A triumph of production design but a pretty dull kill-'em-up otherwise, the post-
It's based partially on the real-life 1940s square-off between a secret cadre of
Josh Brolin, better than his material, narrates this highly fanciful bash, which denounces its heroes' methods of payback even as it celebrates the cinematic possibilities of gun-related violence. With the blessing of LA's valiant police chief (
Ryan Gosling, who never really seems to be acting in any period other than 2013, plays the lady-killer copper who falls for Cohen's mistress (
Some of these characters are based on the record, others are made up, and most of the dialogue is made of wood, befitting such rejoinders as: Let's give him "a permanent vacation in a pine box!" The template for "Gangster Squad," based on Paul Lieberman's nonfiction account and goosed up by screenwriter Will Beall, is clearly

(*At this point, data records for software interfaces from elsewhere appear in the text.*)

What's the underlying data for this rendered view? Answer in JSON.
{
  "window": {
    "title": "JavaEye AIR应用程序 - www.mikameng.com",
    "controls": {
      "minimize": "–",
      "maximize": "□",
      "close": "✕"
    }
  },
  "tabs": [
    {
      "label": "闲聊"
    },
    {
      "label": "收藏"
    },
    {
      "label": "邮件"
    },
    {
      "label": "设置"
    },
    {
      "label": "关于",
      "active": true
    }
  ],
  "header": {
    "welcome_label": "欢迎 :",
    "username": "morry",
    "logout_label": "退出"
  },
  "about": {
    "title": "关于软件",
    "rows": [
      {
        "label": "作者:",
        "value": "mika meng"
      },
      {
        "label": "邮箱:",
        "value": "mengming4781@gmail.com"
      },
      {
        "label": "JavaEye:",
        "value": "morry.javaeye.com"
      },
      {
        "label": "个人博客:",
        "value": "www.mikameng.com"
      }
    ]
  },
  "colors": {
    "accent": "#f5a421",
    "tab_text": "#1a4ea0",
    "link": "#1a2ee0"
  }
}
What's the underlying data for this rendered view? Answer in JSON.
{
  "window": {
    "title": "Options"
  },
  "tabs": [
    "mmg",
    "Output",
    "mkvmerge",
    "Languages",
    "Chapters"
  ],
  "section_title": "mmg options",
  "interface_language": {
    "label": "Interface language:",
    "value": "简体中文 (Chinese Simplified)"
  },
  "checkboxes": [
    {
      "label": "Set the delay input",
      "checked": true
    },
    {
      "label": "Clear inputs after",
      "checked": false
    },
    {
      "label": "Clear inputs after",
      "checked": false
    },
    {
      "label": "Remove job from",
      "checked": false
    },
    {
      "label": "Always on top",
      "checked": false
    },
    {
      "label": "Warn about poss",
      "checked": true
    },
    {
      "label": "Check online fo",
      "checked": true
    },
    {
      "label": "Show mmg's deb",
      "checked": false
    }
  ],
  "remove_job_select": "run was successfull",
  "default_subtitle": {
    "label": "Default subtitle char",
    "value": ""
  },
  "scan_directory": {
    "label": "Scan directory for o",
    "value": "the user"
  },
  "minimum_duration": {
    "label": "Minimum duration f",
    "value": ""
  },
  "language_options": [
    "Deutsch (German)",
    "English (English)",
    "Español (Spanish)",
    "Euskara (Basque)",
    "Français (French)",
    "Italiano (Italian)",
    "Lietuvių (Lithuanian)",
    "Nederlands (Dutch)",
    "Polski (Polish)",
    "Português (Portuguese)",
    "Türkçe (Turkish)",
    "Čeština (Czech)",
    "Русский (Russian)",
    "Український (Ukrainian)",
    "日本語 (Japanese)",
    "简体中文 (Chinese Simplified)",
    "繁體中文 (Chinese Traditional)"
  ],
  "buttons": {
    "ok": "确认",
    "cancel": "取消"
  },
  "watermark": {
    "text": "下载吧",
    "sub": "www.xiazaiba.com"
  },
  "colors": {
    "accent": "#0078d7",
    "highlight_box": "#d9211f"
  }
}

The original cut of "Gangster Squad" featured a movie theater massacre, which was taken out and rewritten and re-shot in another location. You don't really notice the lurch in continuity, because although "Gangster Squad" boasts swell art direction (I love the nightclubs, Slapsy Maxie's and Club Figaro), it's really just a series of gory, impersonal tit-for-tat revenge killings. Only Penn's line readings feel completely fresh. He may be made up to look like Big Boy Caprice in "Dick Tracy." He may be playing a copy of a copy of a movie stereotype. But like Brolin, Penn seems to be living and breathing convincingly in another time, another place. Even if that place is a movie fantasy.